— Exercise description —
When the string "vegetables" is part of a line in the data below, report the whole line.

#### Data ####

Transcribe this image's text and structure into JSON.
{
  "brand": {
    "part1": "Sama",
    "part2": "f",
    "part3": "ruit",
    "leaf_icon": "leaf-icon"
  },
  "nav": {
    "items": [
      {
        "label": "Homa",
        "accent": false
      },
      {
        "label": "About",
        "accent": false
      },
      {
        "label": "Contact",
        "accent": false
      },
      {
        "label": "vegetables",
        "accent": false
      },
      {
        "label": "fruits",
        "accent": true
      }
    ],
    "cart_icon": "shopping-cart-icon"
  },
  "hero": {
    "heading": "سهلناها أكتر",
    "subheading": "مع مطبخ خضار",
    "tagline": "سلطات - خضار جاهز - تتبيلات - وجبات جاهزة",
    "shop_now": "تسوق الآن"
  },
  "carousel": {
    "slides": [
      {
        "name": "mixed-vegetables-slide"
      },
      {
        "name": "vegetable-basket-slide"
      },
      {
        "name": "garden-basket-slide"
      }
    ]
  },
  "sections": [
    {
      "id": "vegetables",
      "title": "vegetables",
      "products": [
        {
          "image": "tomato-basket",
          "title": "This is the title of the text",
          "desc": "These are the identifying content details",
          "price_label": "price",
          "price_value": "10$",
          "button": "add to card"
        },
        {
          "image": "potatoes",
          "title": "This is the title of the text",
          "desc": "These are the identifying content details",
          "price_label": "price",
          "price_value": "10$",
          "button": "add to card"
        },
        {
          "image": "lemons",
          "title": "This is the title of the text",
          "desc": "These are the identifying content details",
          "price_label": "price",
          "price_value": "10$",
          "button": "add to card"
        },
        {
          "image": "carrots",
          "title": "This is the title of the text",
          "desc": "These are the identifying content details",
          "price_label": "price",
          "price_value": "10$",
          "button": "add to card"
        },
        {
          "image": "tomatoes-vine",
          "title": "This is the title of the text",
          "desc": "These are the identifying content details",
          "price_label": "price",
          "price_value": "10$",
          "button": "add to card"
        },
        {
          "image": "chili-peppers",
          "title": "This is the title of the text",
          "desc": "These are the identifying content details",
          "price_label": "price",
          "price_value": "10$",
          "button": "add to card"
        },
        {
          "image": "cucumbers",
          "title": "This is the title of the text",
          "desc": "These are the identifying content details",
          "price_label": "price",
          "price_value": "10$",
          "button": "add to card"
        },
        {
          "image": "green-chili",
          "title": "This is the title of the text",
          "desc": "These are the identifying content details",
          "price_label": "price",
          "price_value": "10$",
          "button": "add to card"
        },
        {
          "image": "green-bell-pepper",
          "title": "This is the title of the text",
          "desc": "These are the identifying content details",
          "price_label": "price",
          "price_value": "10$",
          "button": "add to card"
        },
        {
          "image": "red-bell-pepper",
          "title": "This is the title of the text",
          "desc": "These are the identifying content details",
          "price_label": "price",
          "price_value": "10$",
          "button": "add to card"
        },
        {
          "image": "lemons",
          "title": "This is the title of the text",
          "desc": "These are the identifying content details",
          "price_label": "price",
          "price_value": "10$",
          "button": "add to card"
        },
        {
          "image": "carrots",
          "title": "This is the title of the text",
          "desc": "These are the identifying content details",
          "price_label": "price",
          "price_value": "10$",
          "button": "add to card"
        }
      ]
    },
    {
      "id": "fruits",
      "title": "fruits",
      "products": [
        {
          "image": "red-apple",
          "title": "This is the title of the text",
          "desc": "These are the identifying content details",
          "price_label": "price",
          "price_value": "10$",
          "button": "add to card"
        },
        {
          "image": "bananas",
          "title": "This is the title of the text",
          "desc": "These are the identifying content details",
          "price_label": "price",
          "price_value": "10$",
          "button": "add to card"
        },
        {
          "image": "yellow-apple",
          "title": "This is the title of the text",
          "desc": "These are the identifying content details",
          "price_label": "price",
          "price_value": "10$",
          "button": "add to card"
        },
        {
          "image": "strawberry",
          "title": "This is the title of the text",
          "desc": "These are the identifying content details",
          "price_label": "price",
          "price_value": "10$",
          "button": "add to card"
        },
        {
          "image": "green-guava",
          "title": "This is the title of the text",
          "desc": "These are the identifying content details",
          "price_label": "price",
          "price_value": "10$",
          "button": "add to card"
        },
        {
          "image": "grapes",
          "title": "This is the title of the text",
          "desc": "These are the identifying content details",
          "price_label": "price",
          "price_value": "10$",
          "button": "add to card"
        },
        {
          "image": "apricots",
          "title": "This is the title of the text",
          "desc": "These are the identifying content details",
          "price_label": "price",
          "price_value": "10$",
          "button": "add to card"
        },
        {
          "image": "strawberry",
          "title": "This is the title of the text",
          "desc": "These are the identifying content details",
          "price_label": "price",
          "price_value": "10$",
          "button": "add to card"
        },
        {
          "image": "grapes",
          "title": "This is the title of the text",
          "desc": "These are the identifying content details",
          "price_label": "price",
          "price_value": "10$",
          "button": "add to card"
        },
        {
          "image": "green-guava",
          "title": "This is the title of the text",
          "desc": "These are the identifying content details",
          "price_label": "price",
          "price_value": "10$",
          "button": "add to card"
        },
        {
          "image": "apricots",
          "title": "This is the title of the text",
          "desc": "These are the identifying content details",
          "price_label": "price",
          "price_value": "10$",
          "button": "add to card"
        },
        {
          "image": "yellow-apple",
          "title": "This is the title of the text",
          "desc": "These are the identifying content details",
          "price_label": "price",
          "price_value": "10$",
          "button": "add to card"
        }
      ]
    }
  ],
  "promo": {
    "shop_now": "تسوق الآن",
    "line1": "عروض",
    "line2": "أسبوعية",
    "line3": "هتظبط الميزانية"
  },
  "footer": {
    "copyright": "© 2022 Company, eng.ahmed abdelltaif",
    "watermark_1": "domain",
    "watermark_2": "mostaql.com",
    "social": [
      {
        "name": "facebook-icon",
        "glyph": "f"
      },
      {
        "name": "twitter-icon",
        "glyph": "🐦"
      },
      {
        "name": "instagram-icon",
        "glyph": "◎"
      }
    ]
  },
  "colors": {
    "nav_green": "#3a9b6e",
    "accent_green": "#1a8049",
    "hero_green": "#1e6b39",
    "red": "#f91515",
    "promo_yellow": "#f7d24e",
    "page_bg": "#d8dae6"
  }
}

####

— Solution for this problem —
        "label": "vegetables",
        "name": "mixed-vegetables-slide"
      "id": "vegetables",
      "title": "vegetables",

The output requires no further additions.